#### GIVEN DATA

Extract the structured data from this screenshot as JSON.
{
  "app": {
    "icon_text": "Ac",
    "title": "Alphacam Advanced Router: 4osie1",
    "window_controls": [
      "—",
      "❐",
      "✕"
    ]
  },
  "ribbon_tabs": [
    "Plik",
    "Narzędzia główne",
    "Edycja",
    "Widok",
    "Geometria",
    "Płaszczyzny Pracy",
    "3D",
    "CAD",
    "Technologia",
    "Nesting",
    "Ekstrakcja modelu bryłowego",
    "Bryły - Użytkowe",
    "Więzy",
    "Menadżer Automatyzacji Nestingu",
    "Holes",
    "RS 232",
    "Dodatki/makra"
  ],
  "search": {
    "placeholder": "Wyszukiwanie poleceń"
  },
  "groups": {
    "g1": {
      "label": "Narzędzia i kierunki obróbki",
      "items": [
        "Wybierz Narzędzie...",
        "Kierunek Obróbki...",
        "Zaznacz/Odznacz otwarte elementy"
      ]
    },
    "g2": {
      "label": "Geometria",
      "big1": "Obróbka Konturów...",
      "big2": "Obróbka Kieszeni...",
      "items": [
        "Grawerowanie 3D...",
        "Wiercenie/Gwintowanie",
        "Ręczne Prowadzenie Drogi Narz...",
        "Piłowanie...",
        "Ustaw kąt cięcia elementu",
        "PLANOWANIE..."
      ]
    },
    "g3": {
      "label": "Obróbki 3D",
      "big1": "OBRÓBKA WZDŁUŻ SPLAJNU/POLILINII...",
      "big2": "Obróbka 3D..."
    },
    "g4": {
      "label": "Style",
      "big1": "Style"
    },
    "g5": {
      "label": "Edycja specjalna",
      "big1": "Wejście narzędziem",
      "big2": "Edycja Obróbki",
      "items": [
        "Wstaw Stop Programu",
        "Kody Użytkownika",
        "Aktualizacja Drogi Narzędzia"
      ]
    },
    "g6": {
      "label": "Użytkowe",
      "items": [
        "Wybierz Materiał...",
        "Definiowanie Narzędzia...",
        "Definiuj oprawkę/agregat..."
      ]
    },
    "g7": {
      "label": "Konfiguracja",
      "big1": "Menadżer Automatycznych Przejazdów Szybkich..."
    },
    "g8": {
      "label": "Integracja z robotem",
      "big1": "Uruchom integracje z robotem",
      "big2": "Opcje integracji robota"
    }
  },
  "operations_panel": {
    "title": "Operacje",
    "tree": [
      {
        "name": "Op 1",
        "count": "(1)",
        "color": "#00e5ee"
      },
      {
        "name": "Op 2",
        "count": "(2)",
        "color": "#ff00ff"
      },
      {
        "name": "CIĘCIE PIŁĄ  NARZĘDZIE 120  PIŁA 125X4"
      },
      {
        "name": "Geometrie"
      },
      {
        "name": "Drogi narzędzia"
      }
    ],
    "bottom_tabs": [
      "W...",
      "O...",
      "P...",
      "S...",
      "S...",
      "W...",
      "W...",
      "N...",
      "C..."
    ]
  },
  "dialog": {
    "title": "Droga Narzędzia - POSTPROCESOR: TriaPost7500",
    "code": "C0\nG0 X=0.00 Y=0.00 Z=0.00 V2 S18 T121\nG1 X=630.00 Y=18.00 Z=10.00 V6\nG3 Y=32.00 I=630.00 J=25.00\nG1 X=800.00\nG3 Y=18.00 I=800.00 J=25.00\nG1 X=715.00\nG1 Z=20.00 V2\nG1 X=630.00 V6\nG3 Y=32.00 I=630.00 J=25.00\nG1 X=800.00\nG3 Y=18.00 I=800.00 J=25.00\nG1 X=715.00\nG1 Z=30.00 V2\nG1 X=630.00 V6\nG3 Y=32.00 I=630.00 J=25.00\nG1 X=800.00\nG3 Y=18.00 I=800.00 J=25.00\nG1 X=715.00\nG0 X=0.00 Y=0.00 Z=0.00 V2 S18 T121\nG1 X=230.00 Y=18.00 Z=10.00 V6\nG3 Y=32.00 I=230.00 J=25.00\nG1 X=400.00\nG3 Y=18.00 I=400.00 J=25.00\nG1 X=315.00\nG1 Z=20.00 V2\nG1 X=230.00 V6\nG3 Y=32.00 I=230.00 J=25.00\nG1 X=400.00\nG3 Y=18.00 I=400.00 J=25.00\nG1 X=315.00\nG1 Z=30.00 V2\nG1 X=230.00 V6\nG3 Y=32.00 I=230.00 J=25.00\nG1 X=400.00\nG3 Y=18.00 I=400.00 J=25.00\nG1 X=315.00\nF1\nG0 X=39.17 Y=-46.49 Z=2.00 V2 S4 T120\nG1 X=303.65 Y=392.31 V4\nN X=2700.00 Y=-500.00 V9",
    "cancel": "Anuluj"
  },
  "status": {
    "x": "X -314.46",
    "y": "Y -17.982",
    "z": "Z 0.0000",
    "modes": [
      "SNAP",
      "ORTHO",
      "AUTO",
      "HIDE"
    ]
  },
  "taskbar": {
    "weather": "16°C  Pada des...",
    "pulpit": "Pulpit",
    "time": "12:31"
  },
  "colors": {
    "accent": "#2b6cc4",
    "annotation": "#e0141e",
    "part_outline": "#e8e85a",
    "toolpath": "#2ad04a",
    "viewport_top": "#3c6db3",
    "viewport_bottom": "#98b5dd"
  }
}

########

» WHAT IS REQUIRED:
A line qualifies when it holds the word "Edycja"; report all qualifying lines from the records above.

» EXERCISE RESULT:
    "Edycja",
      "label": "Edycja specjalna",
      "big2": "Edycja Obróbki",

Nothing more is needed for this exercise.